Make an exact copy of the data below, leaving out every picture.

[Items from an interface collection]
================================

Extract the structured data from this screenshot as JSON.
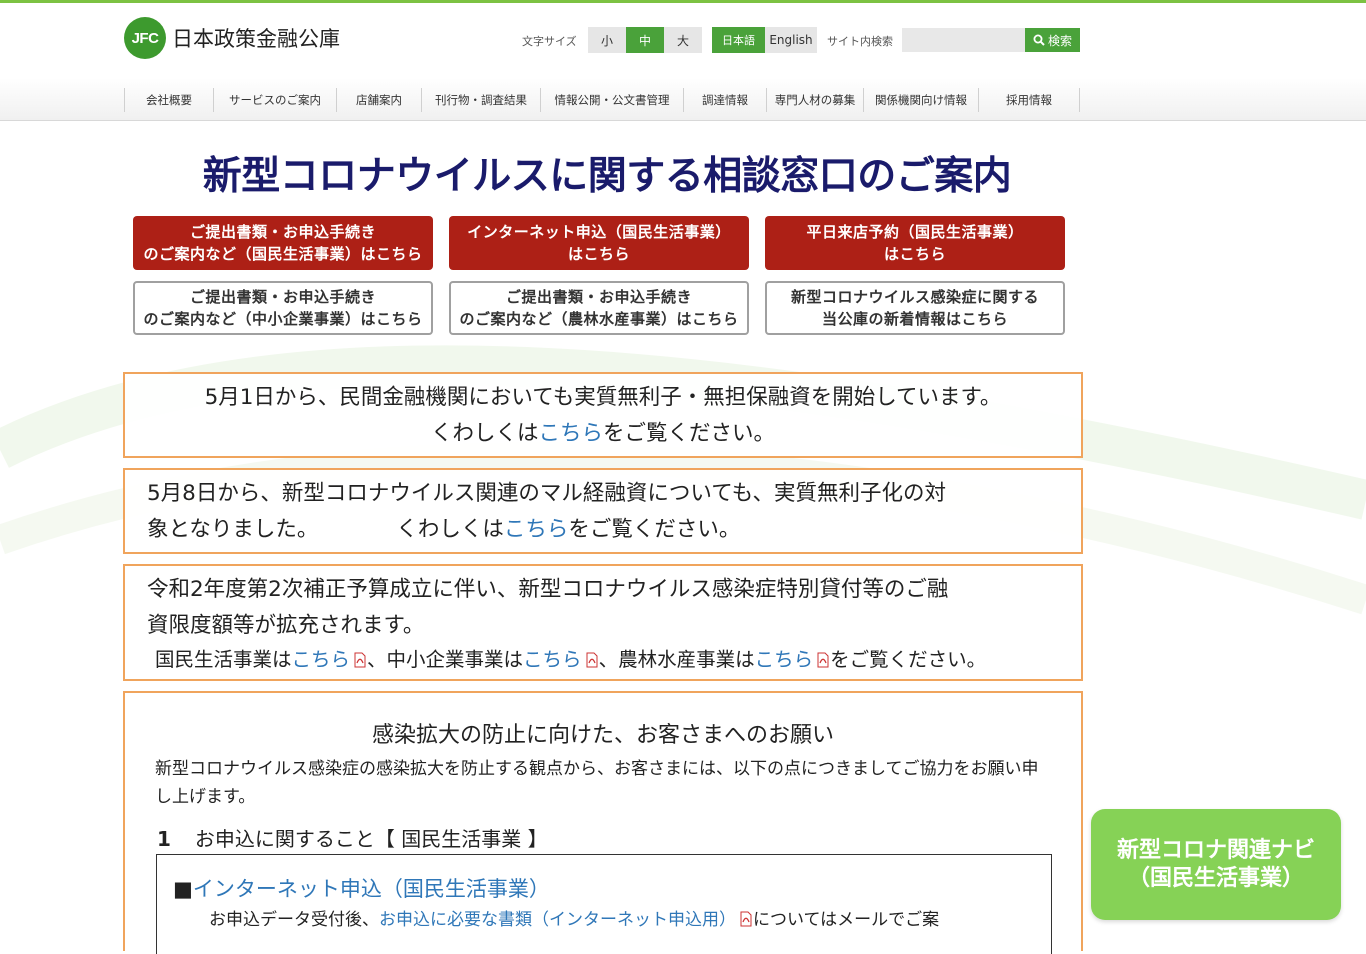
{
  "header": {
    "logo_mark": "JFC",
    "logo_text": "日本政策金融公庫",
    "font_size_label": "文字サイズ",
    "font_sizes": [
      "小",
      "中",
      "大"
    ],
    "font_size_selected": "中",
    "lang_ja": "日本語",
    "lang_en": "English",
    "site_search_label": "サイト内検索",
    "search_button": "検索"
  },
  "nav": {
    "items": [
      "会社概要",
      "サービスのご案内",
      "店舗案内",
      "刊行物・調査結果",
      "情報公開・公文書管理",
      "調達情報",
      "専門人材の募集",
      "関係機関向け情報",
      "採用情報"
    ]
  },
  "main": {
    "title": "新型コロナウイルスに関する相談窓口のご案内",
    "buttons": [
      {
        "label": "ご提出書類・お申込手続き\nのご案内など（国民生活事業）はこちら"
      },
      {
        "label": "インターネット申込（国民生活事業）\nはこちら"
      },
      {
        "label": "平日来店予約（国民生活事業）\nはこちら"
      },
      {
        "label": "ご提出書類・お申込手続き\nのご案内など（中小企業事業）はこちら"
      },
      {
        "label": "ご提出書類・お申込手続き\nのご案内など（農林水産事業）はこちら"
      },
      {
        "label": "新型コロナウイルス感染症に関する\n当公庫の新着情報はこちら"
      }
    ]
  },
  "notices": {
    "n1_line1": "5月1日から、民間金融機関においても実質無利子・無担保融資を開始しています。",
    "n1_pre": "くわしくは",
    "n1_link": "こちら",
    "n1_post": "をご覧ください。",
    "n2_line1": "5月8日から、新型コロナウイルス関連のマル経融資についても、実質無利子化の対",
    "n2_line2": "象となりました。",
    "n2_pre": "くわしくは",
    "n2_link": "こちら",
    "n2_post": "をご覧ください。",
    "n3_line1": "令和2年度第2次補正予算成立に伴い、新型コロナウイルス感染症特別貸付等のご融",
    "n3_line2": "資限度額等が拡充されます。",
    "n3_a": "国民生活事業は",
    "n3_link1": "こちら",
    "n3_b": "、中小企業事業は",
    "n3_link2": "こちら",
    "n3_c": "、農林水産事業は",
    "n3_link3": "こちら",
    "n3_d": "をご覧ください。"
  },
  "request": {
    "title": "感染拡大の防止に向けた、お客さまへのお願い",
    "body": "新型コロナウイルス感染症の感染拡大を防止する観点から、お客さまには、以下の点につきましてご協力をお願い申し上げます。",
    "section_num": "1",
    "section_title": "お申込に関すること【 国民生活事業 】",
    "item_marker": "■",
    "item_link": "インターネット申込（国民生活事業）",
    "item_text_pre": "お申込データ受付後、",
    "item_text_link": "お申込に必要な書類（インターネット申込用）",
    "item_text_post": "についてはメールでご案"
  },
  "floating": {
    "navi_label": "新型コロナ関連ナビ\n（国民生活事業）"
  },
  "colors": {
    "accent_green": "#4aa23a",
    "title_navy": "#1a1b6b",
    "button_red": "#ad2016",
    "notice_border": "#f0a45c",
    "link_blue": "#2f77b8",
    "navi_green": "#86d256"
  },
  "icons": {
    "search": "search-icon",
    "pdf": "pdf-icon"
  }
}
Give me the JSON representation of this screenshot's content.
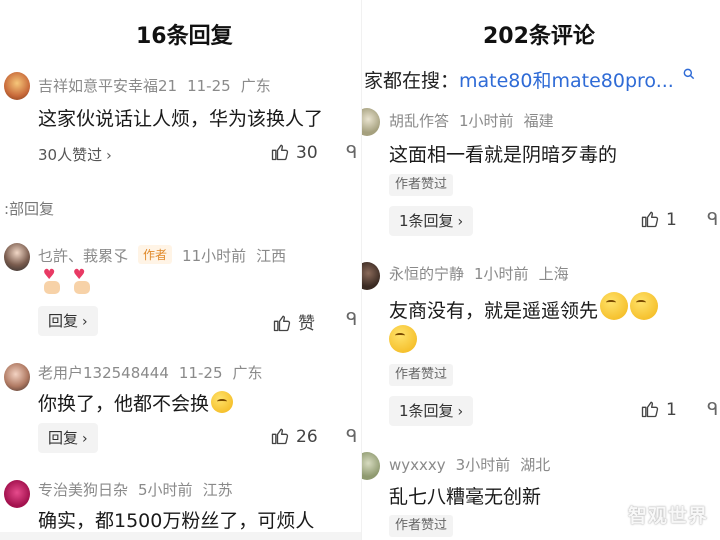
{
  "left": {
    "title": "16条回复",
    "comments": [
      {
        "user": "吉祥如意平安幸福21",
        "date": "11-25",
        "region": "广东",
        "text": "这家伙说话让人烦，华为该换人了",
        "likes_text": "30人赞过",
        "likes": "30"
      },
      {
        "user": "乜許、莪累孓",
        "tag": "作者",
        "date": "11小时前",
        "region": "江西",
        "reply_label": "回复",
        "likes": "赞"
      },
      {
        "user": "老用户132548444",
        "date": "11-25",
        "region": "广东",
        "text": "你换了，他都不会换",
        "reply_label": "回复",
        "likes": "26"
      },
      {
        "user": "专治美狗日杂",
        "date": "5小时前",
        "region": "江苏",
        "text": "确实，都1500万粉丝了，可烦人"
      }
    ],
    "all_replies": ":部回复"
  },
  "right": {
    "title": "202条评论",
    "search_prefix": "家都在搜：",
    "search_link": "mate80和mate80pro...",
    "comments": [
      {
        "user": "胡乱作答",
        "date": "1小时前",
        "region": "福建",
        "text": "这面相一看就是阴暗歹毒的",
        "author_liked": "作者赞过",
        "reply_label": "1条回复",
        "likes": "1"
      },
      {
        "user": "永恒的宁静",
        "date": "1小时前",
        "region": "上海",
        "text": "友商没有，就是遥遥领先",
        "author_liked": "作者赞过",
        "reply_label": "1条回复",
        "likes": "1"
      },
      {
        "user": "wyxxxy",
        "date": "3小时前",
        "region": "湖北",
        "text": "乱七八糟毫无创新",
        "author_liked": "作者赞过"
      }
    ]
  },
  "watermark": "智观世界",
  "colors": {
    "link": "#2f6bd6",
    "author_tag": "#e08a2b",
    "meta": "#8a8a8a"
  }
}
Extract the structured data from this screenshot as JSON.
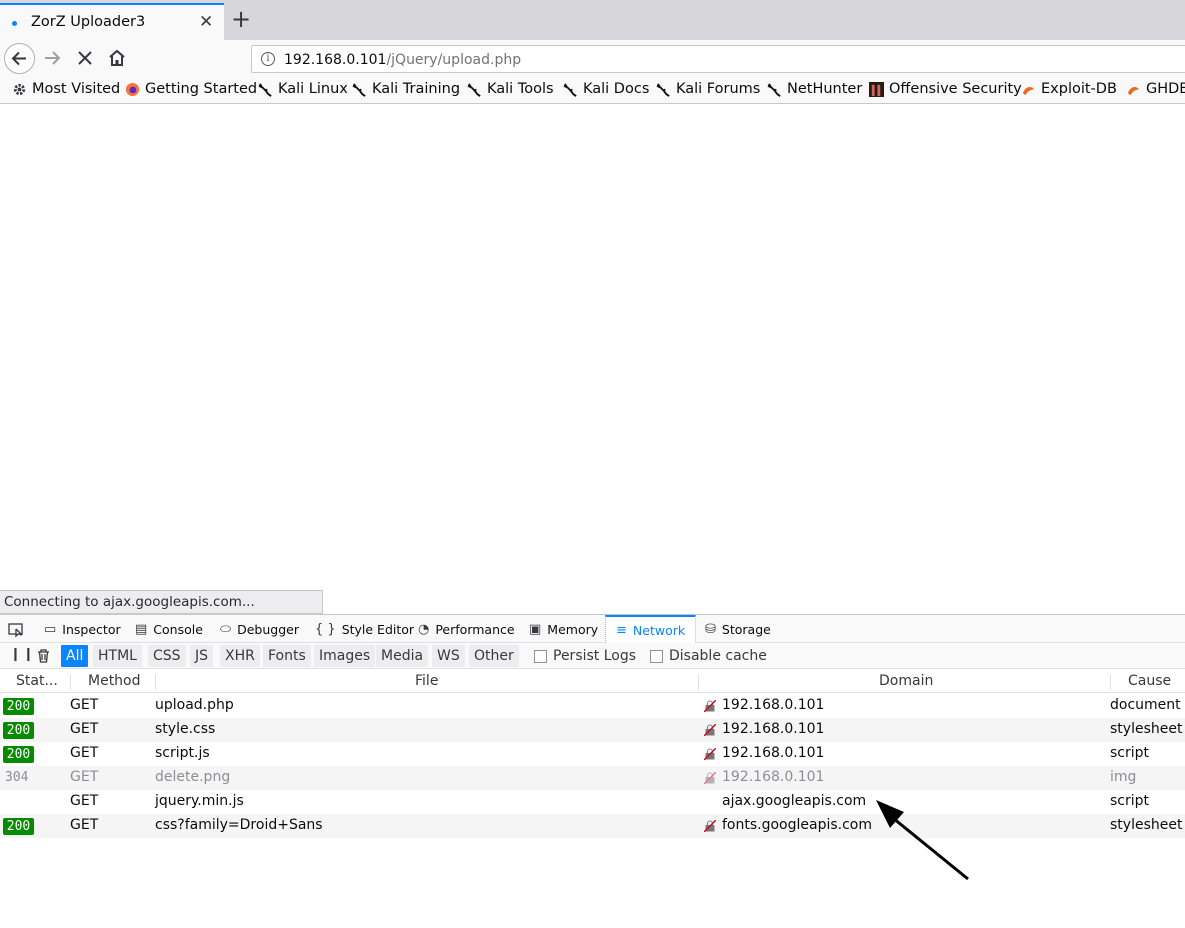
{
  "browser": {
    "tab_title": "ZorZ Uploader3",
    "url_host": "192.168.0.101",
    "url_path": "/jQuery/upload.php"
  },
  "bookmarks": [
    "Most Visited",
    "Getting Started",
    "Kali Linux",
    "Kali Training",
    "Kali Tools",
    "Kali Docs",
    "Kali Forums",
    "NetHunter",
    "Offensive Security",
    "Exploit-DB",
    "GHDB"
  ],
  "status_text": "Connecting to ajax.googleapis.com...",
  "devtools": {
    "tabs": [
      "Inspector",
      "Console",
      "Debugger",
      "Style Editor",
      "Performance",
      "Memory",
      "Network",
      "Storage"
    ],
    "selected_tab": "Network",
    "filters": [
      "All",
      "HTML",
      "CSS",
      "JS",
      "XHR",
      "Fonts",
      "Images",
      "Media",
      "WS",
      "Other"
    ],
    "persist_logs": "Persist Logs",
    "disable_cache": "Disable cache",
    "columns": {
      "status": "Stat...",
      "method": "Method",
      "file": "File",
      "domain": "Domain",
      "cause": "Cause"
    },
    "requests": [
      {
        "status": "200",
        "method": "GET",
        "file": "upload.php",
        "domain": "192.168.0.101",
        "cause": "document"
      },
      {
        "status": "200",
        "method": "GET",
        "file": "style.css",
        "domain": "192.168.0.101",
        "cause": "stylesheet"
      },
      {
        "status": "200",
        "method": "GET",
        "file": "script.js",
        "domain": "192.168.0.101",
        "cause": "script"
      },
      {
        "status": "304",
        "method": "GET",
        "file": "delete.png",
        "domain": "192.168.0.101",
        "cause": "img"
      },
      {
        "status": "",
        "method": "GET",
        "file": "jquery.min.js",
        "domain": "ajax.googleapis.com",
        "cause": "script"
      },
      {
        "status": "200",
        "method": "GET",
        "file": "css?family=Droid+Sans",
        "domain": "fonts.googleapis.com",
        "cause": "stylesheet"
      }
    ]
  },
  "colors": {
    "accent": "#0a84ff",
    "status_ok": "#058b00"
  }
}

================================

Expected answer »
Extract the structured data from this screenshot as JSON.
{
  "header": {
    "logo_mark": "JFC",
    "logo_text": "日本政策金融公庫",
    "font_size_label": "文字サイズ",
    "font_sizes": [
      "小",
      "中",
      "大"
    ],
    "font_size_selected": "中",
    "lang_ja": "日本語",
    "lang_en": "English",
    "site_search_label": "サイト内検索",
    "search_button": "検索"
  },
  "nav": {
    "items": [
      "会社概要",
      "サービスのご案内",
      "店舗案内",
      "刊行物・調査結果",
      "情報公開・公文書管理",
      "調達情報",
      "専門人材の募集",
      "関係機関向け情報",
      "採用情報"
    ]
  },
  "main": {
    "title": "新型コロナウイルスに関する相談窓口のご案内",
    "buttons": [
      {
        "label": "ご提出書類・お申込手続き\nのご案内など（国民生活事業）はこちら"
      },
      {
        "label": "インターネット申込（国民生活事業）\nはこちら"
      },
      {
        "label": "平日来店予約（国民生活事業）\nはこちら"
      },
      {
        "label": "ご提出書類・お申込手続き\nのご案内など（中小企業事業）はこちら"
      },
      {
        "label": "ご提出書類・お申込手続き\nのご案内など（農林水産事業）はこちら"
      },
      {
        "label": "新型コロナウイルス感染症に関する\n当公庫の新着情報はこちら"
      }
    ]
  },
  "notices": {
    "n1_line1": "5月1日から、民間金融機関においても実質無利子・無担保融資を開始しています。",
    "n1_pre": "くわしくは",
    "n1_link": "こちら",
    "n1_post": "をご覧ください。",
    "n2_line1": "5月8日から、新型コロナウイルス関連のマル経融資についても、実質無利子化の対",
    "n2_line2": "象となりました。",
    "n2_pre": "くわしくは",
    "n2_link": "こちら",
    "n2_post": "をご覧ください。",
    "n3_line1": "令和2年度第2次補正予算成立に伴い、新型コロナウイルス感染症特別貸付等のご融",
    "n3_line2": "資限度額等が拡充されます。",
    "n3_a": "国民生活事業は",
    "n3_link1": "こちら",
    "n3_b": "、中小企業事業は",
    "n3_link2": "こちら",
    "n3_c": "、農林水産事業は",
    "n3_link3": "こちら",
    "n3_d": "をご覧ください。"
  },
  "request": {
    "title": "感染拡大の防止に向けた、お客さまへのお願い",
    "body": "新型コロナウイルス感染症の感染拡大を防止する観点から、お客さまには、以下の点につきましてご協力をお願い申し上げます。",
    "section_num": "1",
    "section_title": "お申込に関すること【 国民生活事業 】",
    "item_marker": "■",
    "item_link": "インターネット申込（国民生活事業）",
    "item_text_pre": "お申込データ受付後、",
    "item_text_link": "お申込に必要な書類（インターネット申込用）",
    "item_text_post": "についてはメールでご案"
  },
  "floating": {
    "navi_label": "新型コロナ関連ナビ\n（国民生活事業）"
  },
  "colors": {
    "accent_green": "#4aa23a",
    "title_navy": "#1a1b6b",
    "button_red": "#ad2016",
    "notice_border": "#f0a45c",
    "link_blue": "#2f77b8",
    "navi_green": "#86d256"
  },
  "icons": {
    "search": "search-icon",
    "pdf": "pdf-icon"
  }
}
Give me the JSON representation of this screenshot's content.
{
  "left": {
    "title": "16条回复",
    "comments": [
      {
        "user": "吉祥如意平安幸福21",
        "date": "11-25",
        "region": "广东",
        "text": "这家伙说话让人烦，华为该换人了",
        "likes_text": "30人赞过",
        "likes": "30"
      },
      {
        "user": "乜許、莪累孓",
        "tag": "作者",
        "date": "11小时前",
        "region": "江西",
        "reply_label": "回复",
        "likes": "赞"
      },
      {
        "user": "老用户132548444",
        "date": "11-25",
        "region": "广东",
        "text": "你换了，他都不会换",
        "reply_label": "回复",
        "likes": "26"
      },
      {
        "user": "专治美狗日杂",
        "date": "5小时前",
        "region": "江苏",
        "text": "确实，都1500万粉丝了，可烦人"
      }
    ],
    "all_replies": ":部回复"
  },
  "right": {
    "title": "202条评论",
    "search_prefix": "家都在搜：",
    "search_link": "mate80和mate80pro...",
    "comments": [
      {
        "user": "胡乱作答",
        "date": "1小时前",
        "region": "福建",
        "text": "这面相一看就是阴暗歹毒的",
        "author_liked": "作者赞过",
        "reply_label": "1条回复",
        "likes": "1"
      },
      {
        "user": "永恒的宁静",
        "date": "1小时前",
        "region": "上海",
        "text": "友商没有，就是遥遥领先",
        "author_liked": "作者赞过",
        "reply_label": "1条回复",
        "likes": "1"
      },
      {
        "user": "wyxxxy",
        "date": "3小时前",
        "region": "湖北",
        "text": "乱七八糟毫无创新",
        "author_liked": "作者赞过"
      }
    ]
  },
  "watermark": "智观世界",
  "colors": {
    "link": "#2f6bd6",
    "author_tag": "#e08a2b",
    "meta": "#8a8a8a"
  }
}
Extract the structured data from this screenshot as JSON.
{
  "browser": {
    "tab_title": "ZorZ Uploader3",
    "url_host": "192.168.0.101",
    "url_path": "/jQuery/upload.php"
  },
  "bookmarks": [
    "Most Visited",
    "Getting Started",
    "Kali Linux",
    "Kali Training",
    "Kali Tools",
    "Kali Docs",
    "Kali Forums",
    "NetHunter",
    "Offensive Security",
    "Exploit-DB",
    "GHDB"
  ],
  "status_text": "Connecting to ajax.googleapis.com...",
  "devtools": {
    "tabs": [
      "Inspector",
      "Console",
      "Debugger",
      "Style Editor",
      "Performance",
      "Memory",
      "Network",
      "Storage"
    ],
    "selected_tab": "Network",
    "filters": [
      "All",
      "HTML",
      "CSS",
      "JS",
      "XHR",
      "Fonts",
      "Images",
      "Media",
      "WS",
      "Other"
    ],
    "persist_logs": "Persist Logs",
    "disable_cache": "Disable cache",
    "columns": {
      "status": "Stat...",
      "method": "Method",
      "file": "File",
      "domain": "Domain",
      "cause": "Cause"
    },
    "requests": [
      {
        "status": "200",
        "method": "GET",
        "file": "upload.php",
        "domain": "192.168.0.101",
        "cause": "document"
      },
      {
        "status": "200",
        "method": "GET",
        "file": "style.css",
        "domain": "192.168.0.101",
        "cause": "stylesheet"
      },
      {
        "status": "200",
        "method": "GET",
        "file": "script.js",
        "domain": "192.168.0.101",
        "cause": "script"
      },
      {
        "status": "304",
        "method": "GET",
        "file": "delete.png",
        "domain": "192.168.0.101",
        "cause": "img"
      },
      {
        "status": "",
        "method": "GET",
        "file": "jquery.min.js",
        "domain": "ajax.googleapis.com",
        "cause": "script"
      },
      {
        "status": "200",
        "method": "GET",
        "file": "css?family=Droid+Sans",
        "domain": "fonts.googleapis.com",
        "cause": "stylesheet"
      }
    ]
  },
  "colors": {
    "accent": "#0a84ff",
    "status_ok": "#058b00"
  }
}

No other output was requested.